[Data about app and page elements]
---

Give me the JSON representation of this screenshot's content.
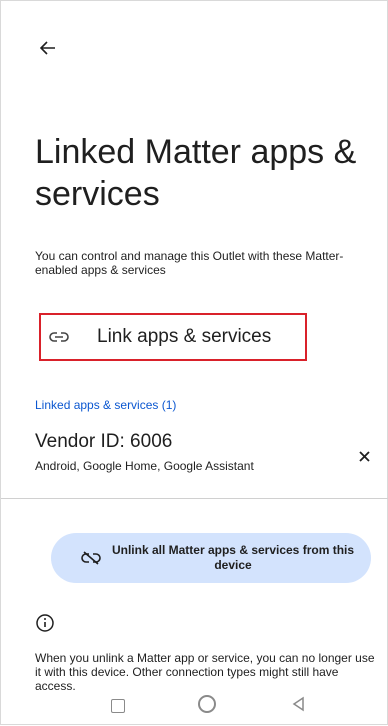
{
  "header": {
    "back_icon": "arrow-left-icon",
    "title": "Linked Matter apps & services"
  },
  "description": "You can control and manage this Outlet with these Matter-enabled apps & services",
  "link_button": {
    "icon": "link-icon",
    "label": "Link apps & services",
    "highlight_color": "#d9212a"
  },
  "linked_section": {
    "header": "Linked apps & services (1)",
    "header_color": "#0b57d0",
    "items": [
      {
        "title": "Vendor ID: 6006",
        "subtitle": "Android, Google Home, Google Assistant",
        "close_icon": "close-icon"
      }
    ]
  },
  "unlink_button": {
    "icon": "link-off-icon",
    "label": "Unlink all Matter apps & services from this device",
    "background": "#d3e3fd"
  },
  "info": {
    "icon": "info-icon",
    "text": "When you unlink a Matter app or service, you can no longer use it with this device. Other connection types might still have access."
  },
  "nav_bar": {
    "recents_icon": "square-recents-icon",
    "home_icon": "circle-home-icon",
    "back_icon": "triangle-back-icon"
  }
}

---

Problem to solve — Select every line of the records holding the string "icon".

The answer —
    "back_icon": "arrow-left-icon",
    "icon": "link-icon",
        "close_icon": "close-icon"
    "icon": "link-off-icon",
    "icon": "info-icon",
    "recents_icon": "square-recents-icon",
    "home_icon": "circle-home-icon",
    "back_icon": "triangle-back-icon"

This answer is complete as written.